START Task data

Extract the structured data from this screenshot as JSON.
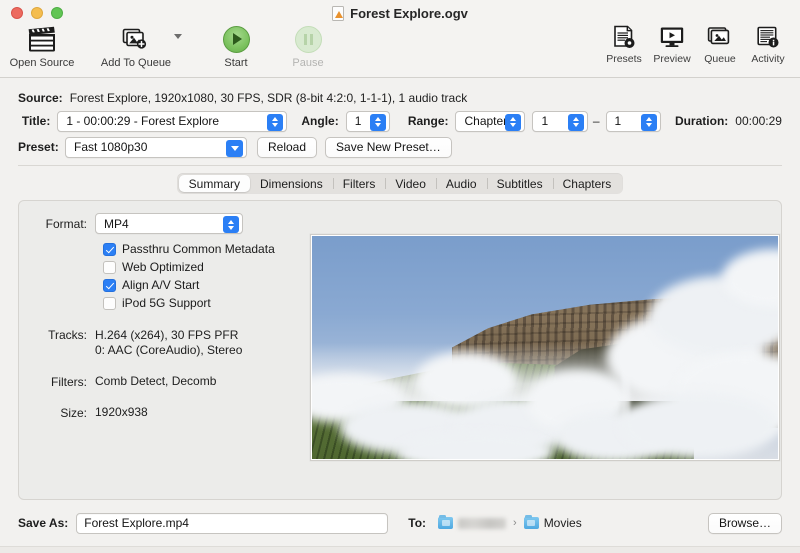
{
  "window": {
    "title": "Forest Explore.ogv",
    "doc_icon": "video-file-icon",
    "traffic_lights": [
      "close-button",
      "minimize-button",
      "zoom-button"
    ]
  },
  "toolbar": {
    "left_items": [
      {
        "label": "Open Source",
        "icon": "clapperboard-icon",
        "enabled": true
      },
      {
        "label": "Add To Queue",
        "icon": "add-to-queue-icon",
        "enabled": true,
        "has_menu": true
      },
      {
        "label": "Start",
        "icon": "play-icon",
        "enabled": true
      },
      {
        "label": "Pause",
        "icon": "pause-icon",
        "enabled": false
      }
    ],
    "right_items": [
      {
        "label": "Presets",
        "icon": "presets-icon"
      },
      {
        "label": "Preview",
        "icon": "preview-monitor-icon"
      },
      {
        "label": "Queue",
        "icon": "queue-stack-icon"
      },
      {
        "label": "Activity",
        "icon": "activity-log-icon"
      }
    ]
  },
  "source": {
    "label": "Source:",
    "value": "Forest Explore, 1920x1080, 30 FPS, SDR (8-bit 4:2:0, 1-1-1), 1 audio track"
  },
  "title_row": {
    "label": "Title:",
    "value": "1 - 00:00:29 - Forest Explore",
    "angle_label": "Angle:",
    "angle_value": "1",
    "range_label": "Range:",
    "range_value": "Chapters",
    "range_start": "1",
    "range_dash": "–",
    "range_end": "1",
    "duration_label": "Duration:",
    "duration_value": "00:00:29"
  },
  "preset_row": {
    "label": "Preset:",
    "value": "Fast 1080p30",
    "reload_label": "Reload",
    "save_label": "Save New Preset…"
  },
  "tabs": [
    {
      "label": "Summary",
      "active": true
    },
    {
      "label": "Dimensions",
      "active": false
    },
    {
      "label": "Filters",
      "active": false
    },
    {
      "label": "Video",
      "active": false
    },
    {
      "label": "Audio",
      "active": false
    },
    {
      "label": "Subtitles",
      "active": false
    },
    {
      "label": "Chapters",
      "active": false
    }
  ],
  "summary": {
    "format_label": "Format:",
    "format_value": "MP4",
    "checkboxes": [
      {
        "label": "Passthru Common Metadata",
        "checked": true
      },
      {
        "label": "Web Optimized",
        "checked": false
      },
      {
        "label": "Align A/V Start",
        "checked": true
      },
      {
        "label": "iPod 5G Support",
        "checked": false
      }
    ],
    "tracks_label": "Tracks:",
    "tracks_line1": "H.264 (x264), 30 FPS PFR",
    "tracks_line2": "0: AAC (CoreAudio), Stereo",
    "filters_label": "Filters:",
    "filters_value": "Comb Detect, Decomb",
    "size_label": "Size:",
    "size_value": "1920x938",
    "preview_alt": "video-preview-still"
  },
  "bottom": {
    "save_as_label": "Save As:",
    "save_as_value": "Forest Explore.mp4",
    "to_label": "To:",
    "crumb_volume": "",
    "crumb_sep": "›",
    "crumb_folder": "Movies",
    "browse_label": "Browse…"
  },
  "colors": {
    "accent": "#2b7ff5",
    "window_bg": "#f2f1ef",
    "panel_bg": "#ececea",
    "start_green": "#7cc25f",
    "traffic_red": "#ec6a5f",
    "traffic_yellow": "#f4bd4f",
    "traffic_green": "#61c554"
  }
}
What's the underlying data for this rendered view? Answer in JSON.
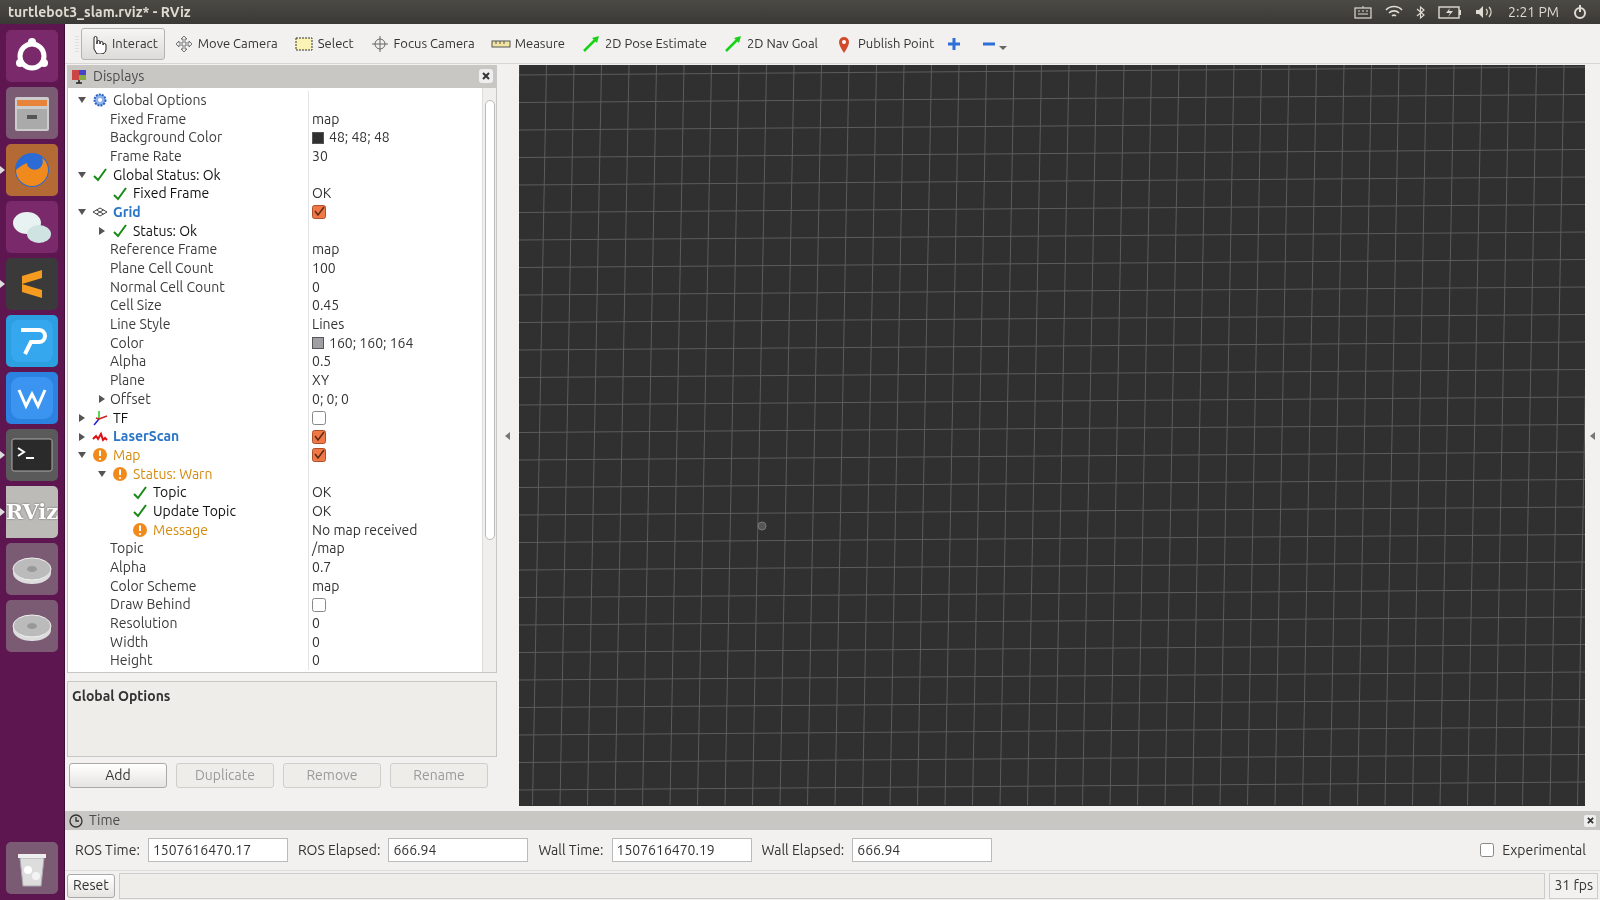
{
  "top_bar": {
    "title": "turtlebot3_slam.rviz* - RViz",
    "clock": "2:21 PM"
  },
  "launcher": [
    {
      "kind": "ubuntu",
      "running": false
    },
    {
      "kind": "files",
      "running": false
    },
    {
      "kind": "browser",
      "running": true
    },
    {
      "kind": "chat",
      "running": false
    },
    {
      "kind": "editor",
      "running": true
    },
    {
      "kind": "messenger",
      "running": false
    },
    {
      "kind": "office",
      "running": false
    },
    {
      "kind": "terminal",
      "running": true
    },
    {
      "kind": "rviz",
      "label": "RViz",
      "running": true
    },
    {
      "kind": "disk",
      "running": false
    },
    {
      "kind": "disk",
      "running": false
    },
    {
      "kind": "trash",
      "running": false
    }
  ],
  "toolbar": [
    {
      "label": "Interact",
      "kind": "hand",
      "selected": true
    },
    {
      "label": "Move Camera",
      "kind": "move",
      "selected": false
    },
    {
      "label": "Select",
      "kind": "select",
      "selected": false
    },
    {
      "label": "Focus Camera",
      "kind": "focus",
      "selected": false
    },
    {
      "label": "Measure",
      "kind": "ruler",
      "selected": false
    },
    {
      "label": "2D Pose Estimate",
      "kind": "arrow",
      "selected": false
    },
    {
      "label": "2D Nav Goal",
      "kind": "arrow",
      "selected": false
    },
    {
      "label": "Publish Point",
      "kind": "pin",
      "selected": false
    }
  ],
  "displays": {
    "title": "Displays",
    "tree": [
      {
        "label": "Global Options",
        "kind": "global",
        "expanded": true,
        "children": [
          {
            "label": "Fixed Frame",
            "kind": "property",
            "value": "map"
          },
          {
            "label": "Background Color",
            "kind": "property",
            "value": "48; 48; 48",
            "color": "#303030"
          },
          {
            "label": "Frame Rate",
            "kind": "property",
            "value": "30"
          }
        ]
      },
      {
        "label": "Global Status: Ok",
        "kind": "ok",
        "expanded": true,
        "children": [
          {
            "label": "Fixed Frame",
            "kind": "ok",
            "value": "OK"
          }
        ]
      },
      {
        "label": "Grid",
        "kind": "grid",
        "expanded": true,
        "checked": true,
        "children": [
          {
            "label": "Status: Ok",
            "kind": "ok",
            "expanded": false
          },
          {
            "label": "Reference Frame",
            "kind": "property",
            "value": "map"
          },
          {
            "label": "Plane Cell Count",
            "kind": "property",
            "value": "100"
          },
          {
            "label": "Normal Cell Count",
            "kind": "property",
            "value": "0"
          },
          {
            "label": "Cell Size",
            "kind": "property",
            "value": "0.45"
          },
          {
            "label": "Line Style",
            "kind": "property",
            "value": "Lines"
          },
          {
            "label": "Color",
            "kind": "property",
            "value": "160; 160; 164",
            "color": "#a0a0a4"
          },
          {
            "label": "Alpha",
            "kind": "property",
            "value": "0.5"
          },
          {
            "label": "Plane",
            "kind": "property",
            "value": "XY"
          },
          {
            "label": "Offset",
            "kind": "property",
            "value": "0; 0; 0",
            "expanded": false
          }
        ]
      },
      {
        "label": "TF",
        "kind": "tf",
        "expanded": false,
        "checked": false
      },
      {
        "label": "LaserScan",
        "kind": "laser",
        "expanded": false,
        "checked": true
      },
      {
        "label": "Map",
        "kind": "warn",
        "expanded": true,
        "checked": true,
        "children": [
          {
            "label": "Status: Warn",
            "kind": "warn",
            "expanded": true,
            "children": [
              {
                "label": "Topic",
                "kind": "ok",
                "value": "OK"
              },
              {
                "label": "Update Topic",
                "kind": "ok",
                "value": "OK"
              },
              {
                "label": "Message",
                "kind": "warn",
                "value": "No map received"
              }
            ]
          },
          {
            "label": "Topic",
            "kind": "property",
            "value": "/map"
          },
          {
            "label": "Alpha",
            "kind": "property",
            "value": "0.7"
          },
          {
            "label": "Color Scheme",
            "kind": "property",
            "value": "map"
          },
          {
            "label": "Draw Behind",
            "kind": "property",
            "checked": false
          },
          {
            "label": "Resolution",
            "kind": "property",
            "value": "0"
          },
          {
            "label": "Width",
            "kind": "property",
            "value": "0"
          },
          {
            "label": "Height",
            "kind": "property",
            "value": "0"
          }
        ]
      }
    ],
    "description": "Global Options",
    "buttons": [
      {
        "label": "Add",
        "disabled": false
      },
      {
        "label": "Duplicate",
        "disabled": true
      },
      {
        "label": "Remove",
        "disabled": true
      },
      {
        "label": "Rename",
        "disabled": true
      }
    ]
  },
  "time_panel": {
    "title": "Time",
    "fields": [
      {
        "label": "ROS Time:",
        "value": "1507616470.17"
      },
      {
        "label": "ROS Elapsed:",
        "value": "666.94"
      },
      {
        "label": "Wall Time:",
        "value": "1507616470.19"
      },
      {
        "label": "Wall Elapsed:",
        "value": "666.94"
      }
    ],
    "experimental": {
      "label": "Experimental",
      "checked": false
    }
  },
  "status_bar": {
    "reset": "Reset",
    "fps": "31 fps"
  }
}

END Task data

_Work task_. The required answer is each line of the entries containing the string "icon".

_Solution to this exercise_.
    "doc_icon": "video-file-icon",
        "icon": "clapperboard-icon",
        "icon": "add-to-queue-icon",
        "icon": "play-icon",
        "icon": "pause-icon",
        "icon": "presets-icon"
        "icon": "preview-monitor-icon"
        "icon": "queue-stack-icon"
        "icon": "activity-log-icon"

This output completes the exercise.